Recorded data
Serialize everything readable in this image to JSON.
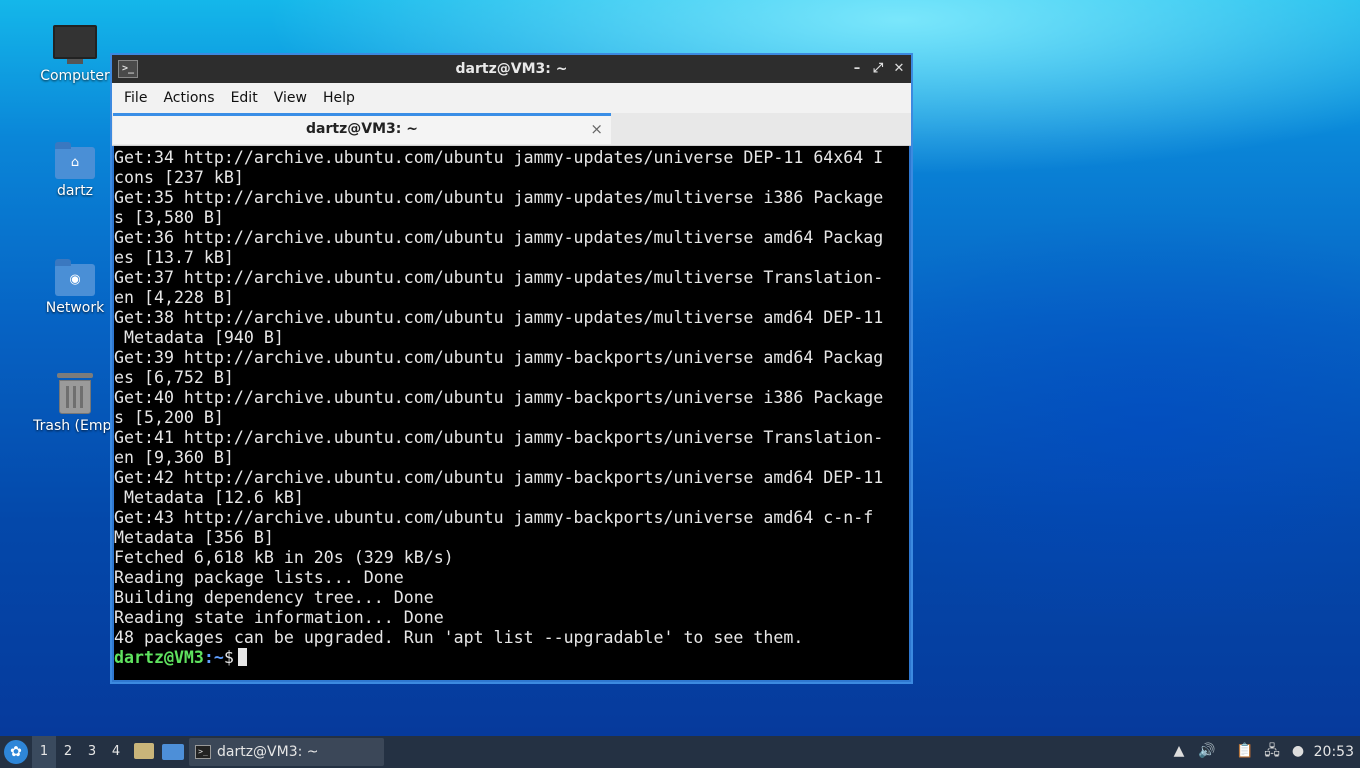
{
  "desktop": {
    "icons": [
      {
        "label": "Computer"
      },
      {
        "label": "dartz"
      },
      {
        "label": "Network"
      },
      {
        "label": "Trash (Empt"
      }
    ]
  },
  "window": {
    "title": "dartz@VM3: ~",
    "menu": [
      "File",
      "Actions",
      "Edit",
      "View",
      "Help"
    ],
    "tab_label": "dartz@VM3: ~",
    "tab_close": "×",
    "terminal_lines": [
      "Get:34 http://archive.ubuntu.com/ubuntu jammy-updates/universe DEP-11 64x64 I",
      "cons [237 kB]",
      "Get:35 http://archive.ubuntu.com/ubuntu jammy-updates/multiverse i386 Package",
      "s [3,580 B]",
      "Get:36 http://archive.ubuntu.com/ubuntu jammy-updates/multiverse amd64 Packag",
      "es [13.7 kB]",
      "Get:37 http://archive.ubuntu.com/ubuntu jammy-updates/multiverse Translation-",
      "en [4,228 B]",
      "Get:38 http://archive.ubuntu.com/ubuntu jammy-updates/multiverse amd64 DEP-11",
      " Metadata [940 B]",
      "Get:39 http://archive.ubuntu.com/ubuntu jammy-backports/universe amd64 Packag",
      "es [6,752 B]",
      "Get:40 http://archive.ubuntu.com/ubuntu jammy-backports/universe i386 Package",
      "s [5,200 B]",
      "Get:41 http://archive.ubuntu.com/ubuntu jammy-backports/universe Translation-",
      "en [9,360 B]",
      "Get:42 http://archive.ubuntu.com/ubuntu jammy-backports/universe amd64 DEP-11",
      " Metadata [12.6 kB]",
      "Get:43 http://archive.ubuntu.com/ubuntu jammy-backports/universe amd64 c-n-f",
      "Metadata [356 B]",
      "Fetched 6,618 kB in 20s (329 kB/s)",
      "Reading package lists... Done",
      "Building dependency tree... Done",
      "Reading state information... Done",
      "48 packages can be upgraded. Run 'apt list --upgradable' to see them."
    ],
    "prompt": {
      "user_host": "dartz@VM3",
      "path": ":~",
      "symbol": "$"
    }
  },
  "taskbar": {
    "workspaces": [
      "1",
      "2",
      "3",
      "4"
    ],
    "active_workspace": "1",
    "app_label": "dartz@VM3: ~",
    "clock": "20:53"
  }
}
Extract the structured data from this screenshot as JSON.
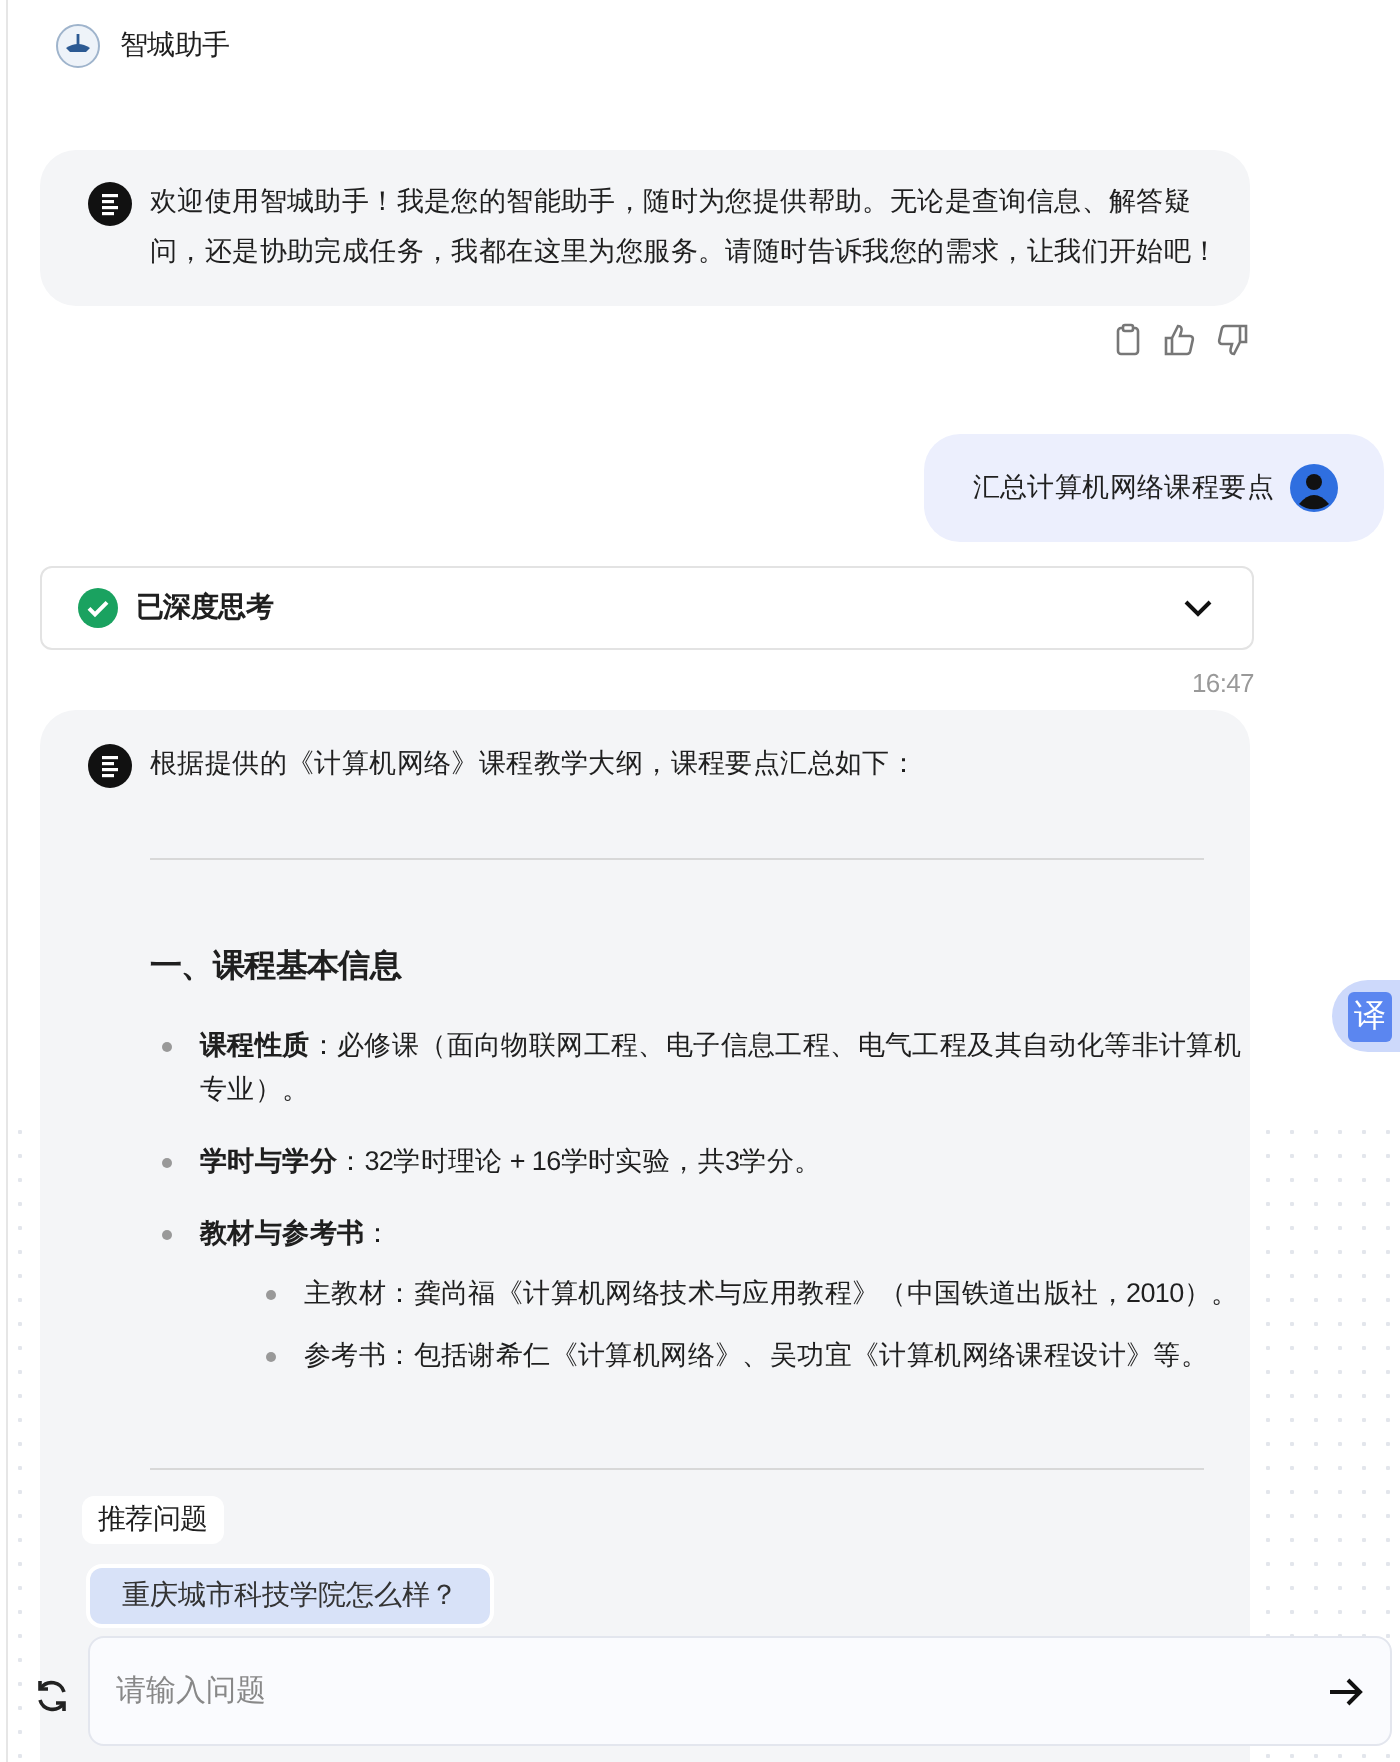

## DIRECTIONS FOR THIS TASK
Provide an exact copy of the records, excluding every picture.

## EXERCISE RESULT
Serialize everything readable in this image to JSON.
{
  "desktop": {
    "icons": [
      {
        "label": "Computer"
      },
      {
        "label": "dartz"
      },
      {
        "label": "Network"
      },
      {
        "label": "Trash (Empt"
      }
    ]
  },
  "window": {
    "title": "dartz@VM3: ~",
    "menu": [
      "File",
      "Actions",
      "Edit",
      "View",
      "Help"
    ],
    "tab_label": "dartz@VM3: ~",
    "tab_close": "×",
    "terminal_lines": [
      "Get:34 http://archive.ubuntu.com/ubuntu jammy-updates/universe DEP-11 64x64 I",
      "cons [237 kB]",
      "Get:35 http://archive.ubuntu.com/ubuntu jammy-updates/multiverse i386 Package",
      "s [3,580 B]",
      "Get:36 http://archive.ubuntu.com/ubuntu jammy-updates/multiverse amd64 Packag",
      "es [13.7 kB]",
      "Get:37 http://archive.ubuntu.com/ubuntu jammy-updates/multiverse Translation-",
      "en [4,228 B]",
      "Get:38 http://archive.ubuntu.com/ubuntu jammy-updates/multiverse amd64 DEP-11",
      " Metadata [940 B]",
      "Get:39 http://archive.ubuntu.com/ubuntu jammy-backports/universe amd64 Packag",
      "es [6,752 B]",
      "Get:40 http://archive.ubuntu.com/ubuntu jammy-backports/universe i386 Package",
      "s [5,200 B]",
      "Get:41 http://archive.ubuntu.com/ubuntu jammy-backports/universe Translation-",
      "en [9,360 B]",
      "Get:42 http://archive.ubuntu.com/ubuntu jammy-backports/universe amd64 DEP-11",
      " Metadata [12.6 kB]",
      "Get:43 http://archive.ubuntu.com/ubuntu jammy-backports/universe amd64 c-n-f",
      "Metadata [356 B]",
      "Fetched 6,618 kB in 20s (329 kB/s)",
      "Reading package lists... Done",
      "Building dependency tree... Done",
      "Reading state information... Done",
      "48 packages can be upgraded. Run 'apt list --upgradable' to see them."
    ],
    "prompt": {
      "user_host": "dartz@VM3",
      "path": ":~",
      "symbol": "$"
    }
  },
  "taskbar": {
    "workspaces": [
      "1",
      "2",
      "3",
      "4"
    ],
    "active_workspace": "1",
    "app_label": "dartz@VM3: ~",
    "clock": "20:53"
  }
}
Extract the structured data from this screenshot as JSON.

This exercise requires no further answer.